Once a year, for the apple dressing,
my mother peeled apples, standing
at the kitchen counter, wicked
paring knife skimming around the fruit
in a sketchy spiral, the goal—aside
from our holiday dinner—to get the skin
off whole, a strip that when held up dangled
gently, constricted by the physics
of having been round into a hieroglyph,
red and pale with something of green
in between, a vegetable cypher that I,
with my dull knife, could never replicate—
for all the concentration I possess, I did
not have the right hands then or now to prize
a fortune out of nowhere, tossing the un-
broken peel over my left shoulder
into thin air to read in its shape
where it fell on our blistered floor
the first letter of my future husband’s
name—another poor girl’s game my mother
taught me that did not take: the truth is,
you lose your mother or your mother loses you.


This poem first appeared in the Summer 2014 issue of The Antioch Review.
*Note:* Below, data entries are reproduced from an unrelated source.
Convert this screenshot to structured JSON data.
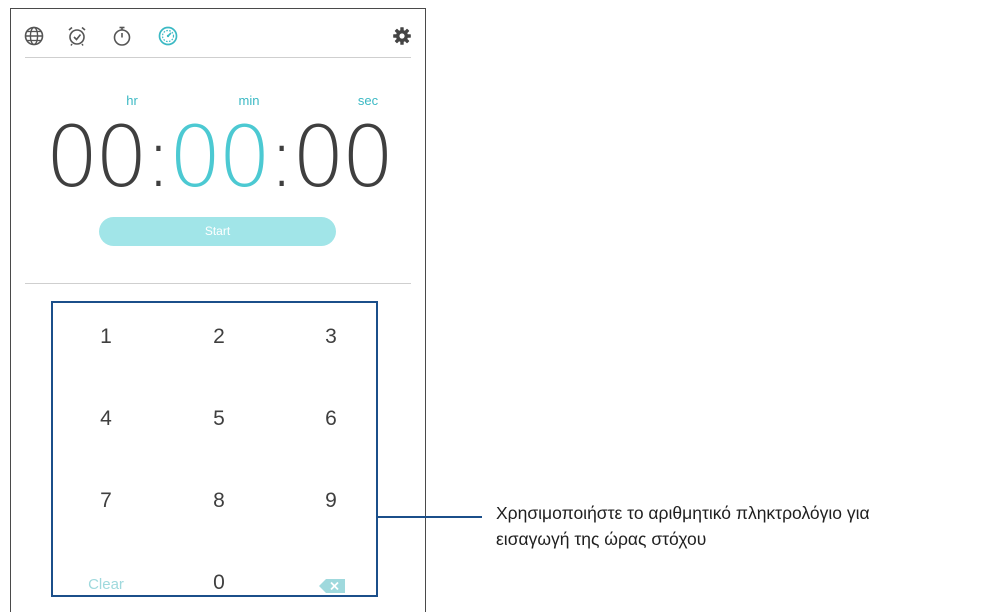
{
  "tabs": [
    {
      "icon": "globe-icon"
    },
    {
      "icon": "alarm-clock-icon"
    },
    {
      "icon": "stopwatch-icon"
    },
    {
      "icon": "timer-icon",
      "active": true
    }
  ],
  "settings_icon": "gear-icon",
  "timer": {
    "hours": "00",
    "minutes": "00",
    "seconds": "00",
    "separator": ":",
    "hr_label": "hr",
    "min_label": "min",
    "sec_label": "sec"
  },
  "start_label": "Start",
  "keypad": {
    "keys": [
      "1",
      "2",
      "3",
      "4",
      "5",
      "6",
      "7",
      "8",
      "9"
    ],
    "clear_label": "Clear",
    "zero": "0",
    "backspace_icon": "backspace-icon"
  },
  "callout": {
    "line1": "Χρησιμοποιήστε το αριθμητικό πληκτρολόγιο για",
    "line2": "εισαγωγή της ώρας στόχου"
  },
  "colors": {
    "accent": "#4cc9d2",
    "start_button": "#a1e5e8",
    "annotation": "#1b4f8a",
    "digits": "#3f3f3f"
  }
}
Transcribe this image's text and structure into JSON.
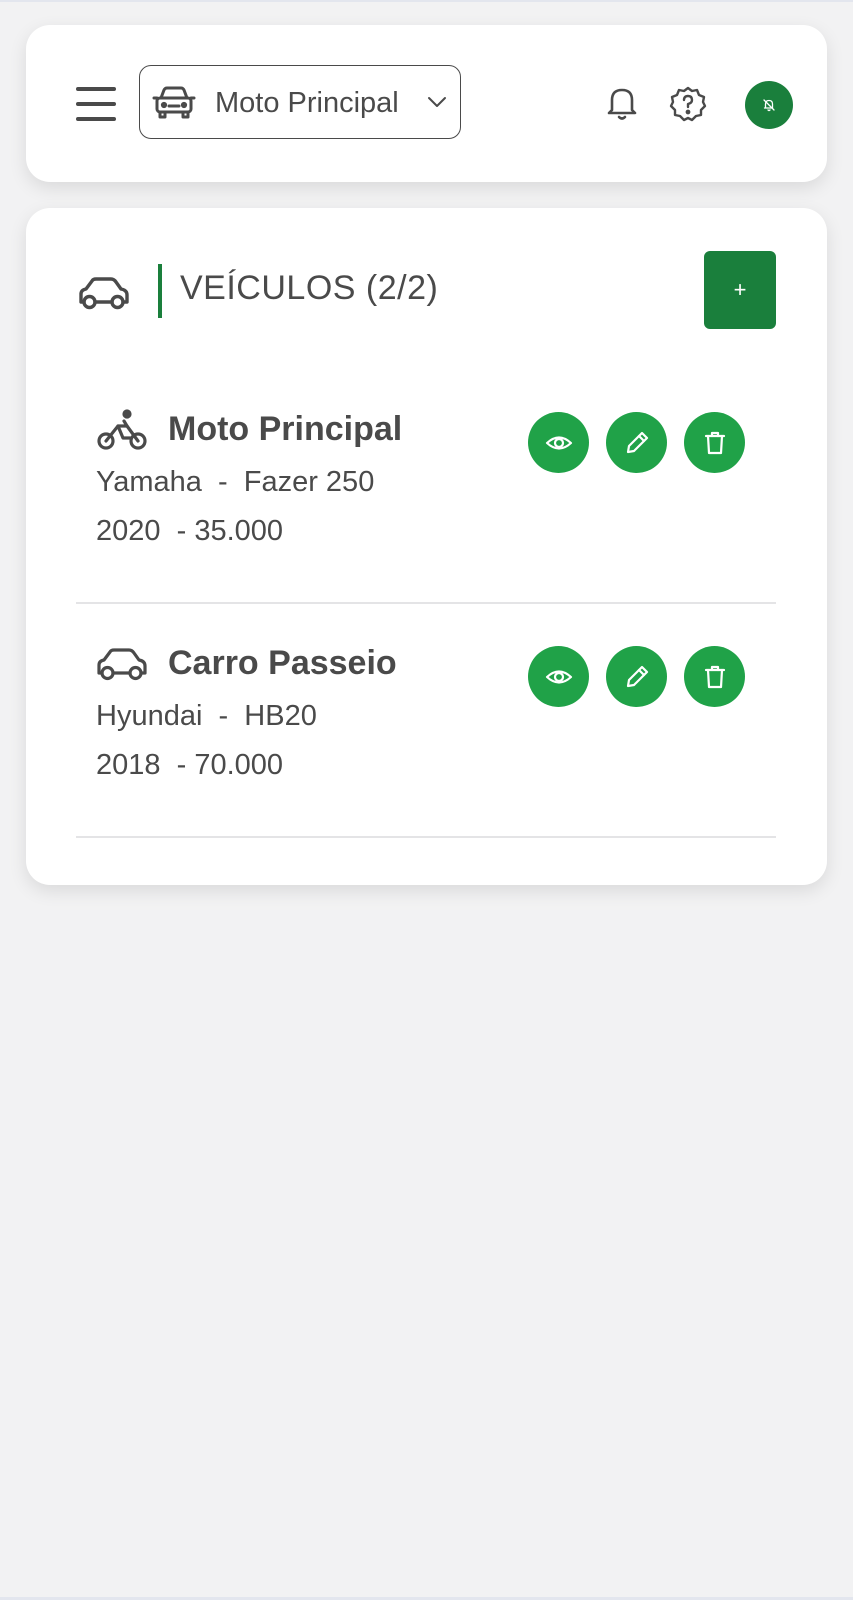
{
  "header": {
    "selected_vehicle": "Moto Principal",
    "icons": {
      "menu": "hamburger-menu-icon",
      "vehicle": "car-front-icon",
      "dropdown": "chevron-down-icon",
      "notifications": "bell-icon",
      "help": "help-badge-icon",
      "avatar": "bell-off-icon"
    }
  },
  "vehicles_section": {
    "title": "VEÍCULOS (2/2)",
    "add_label": "+",
    "icon": "car-side-icon",
    "accent_color": "#1a7f3c"
  },
  "vehicles": [
    {
      "name": "Moto Principal",
      "type_icon": "motorcycle-icon",
      "brand": "Yamaha",
      "model": "Fazer 250",
      "year": "2020",
      "km": "35.000",
      "line1": "Yamaha  -  Fazer 250",
      "line2": "2020  - 35.000"
    },
    {
      "name": "Carro Passeio",
      "type_icon": "car-side-icon",
      "brand": "Hyundai",
      "model": "HB20",
      "year": "2018",
      "km": "70.000",
      "line1": "Hyundai  -  HB20",
      "line2": "2018  - 70.000"
    }
  ],
  "actions": {
    "view_icon": "eye-icon",
    "edit_icon": "pencil-icon",
    "delete_icon": "trash-icon",
    "button_color": "#20a248"
  }
}
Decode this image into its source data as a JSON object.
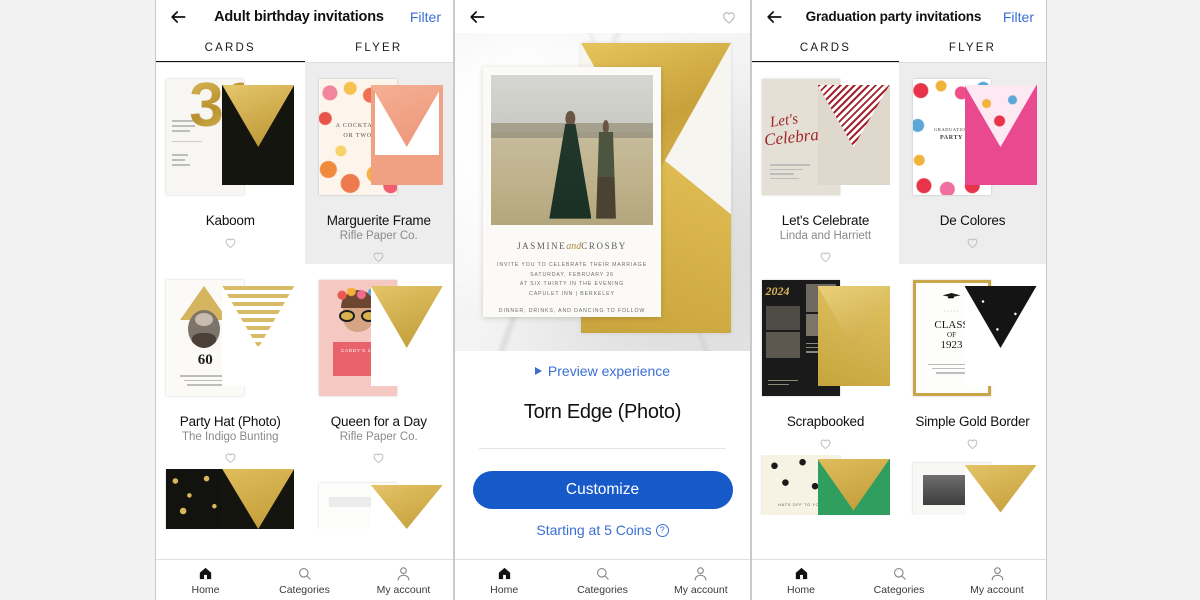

Wiese_photoAnne Pierson Wiese’s first collection, Floating City (Louisiana State University Press) received the Academy of American Poets Walt Whitman Award. Honors include a Fellowship in Poetry from the New York Foundation for the Arts and a “Discovery”/The Nation poetry prize.


© 2014 The Antioch Review